Classes of separation required for participation

Recyclable, compostable, hazardous and waste definitions

Recyclable packaging materials, community donations, and electrical discards are all collectively known as 'dry property" within the terms of the National Integrated Waste Management Act.

Organic and compostable kitchen, household, and soft garden waste, which by definition are offsets of the natural growth of your property or organic assets, are all collectively known as 'wet property" within the terms of the National Integrated Waste Management Act.

Hazardous waste refers to materials that are potentially harmful to human health, or the environment. This includes batteries, paints, solvents, pesticides, and certain chemicals. This class of property must be dealt with correctly by professionals, or safely added to the waste for municipal collection.

Waste, by definition, has neither harvestable nor recoverable social, financial, or beneficial environmental values and must be placed within the wheelie bin or receptacle hired from the municipality to deal with your waste property correctly.

From 2008, wet and dry property must be separated before collection, and may be added separately to the municipal waste collection if there is no other choice.

Reasons to separate property from waste may surprise you.

Residents in South Africa are required to follow the prescribed laws of waste separation for several reasons:

  1. Environmental Protection: Waste separation helps protect the environment by minimizing the amount of waste that ends up in landfills or is improperly disposed of. Separating waste at the source allows for more efficient recycling, composting, and treatment of different waste streams, reducing the overall environmental impact.
  2. Resource Conservation: Separating waste into different categories allows for the recovery and reuse of valuable resources. Materials such as paper, plastic, glass, and metal can be recycled, reducing the need for raw material extraction and energy-intensive manufacturing processes.
  3. Health and Sanitation: Proper waste separation minimizes the health risks associated with improper waste management. Separating wet waste, such as food scraps, from dry waste helps prevent the proliferation of pests, odours, and diseases.

I remind you again quickly that constitutionally protected property ownership by definition has inherent and easily harvestable social, financial, and environmental values, while waste has none.

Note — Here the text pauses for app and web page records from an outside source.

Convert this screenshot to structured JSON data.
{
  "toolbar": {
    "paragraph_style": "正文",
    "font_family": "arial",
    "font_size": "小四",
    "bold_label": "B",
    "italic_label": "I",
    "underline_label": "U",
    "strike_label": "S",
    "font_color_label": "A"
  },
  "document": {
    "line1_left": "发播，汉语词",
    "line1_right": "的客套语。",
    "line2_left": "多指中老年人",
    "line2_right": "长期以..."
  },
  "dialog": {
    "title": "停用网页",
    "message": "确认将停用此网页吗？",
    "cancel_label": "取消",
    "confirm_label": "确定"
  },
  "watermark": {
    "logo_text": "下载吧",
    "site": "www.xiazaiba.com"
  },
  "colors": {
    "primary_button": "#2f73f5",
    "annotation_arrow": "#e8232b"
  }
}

By following property/waste separation requirements and categorizing property/waste correctly, residents can contribute to sustainable waste management practices, promote resource conservation, reduce pollution, and support initiatives such as composting and recycling, leading to improved environmental and socio-economic outcomes.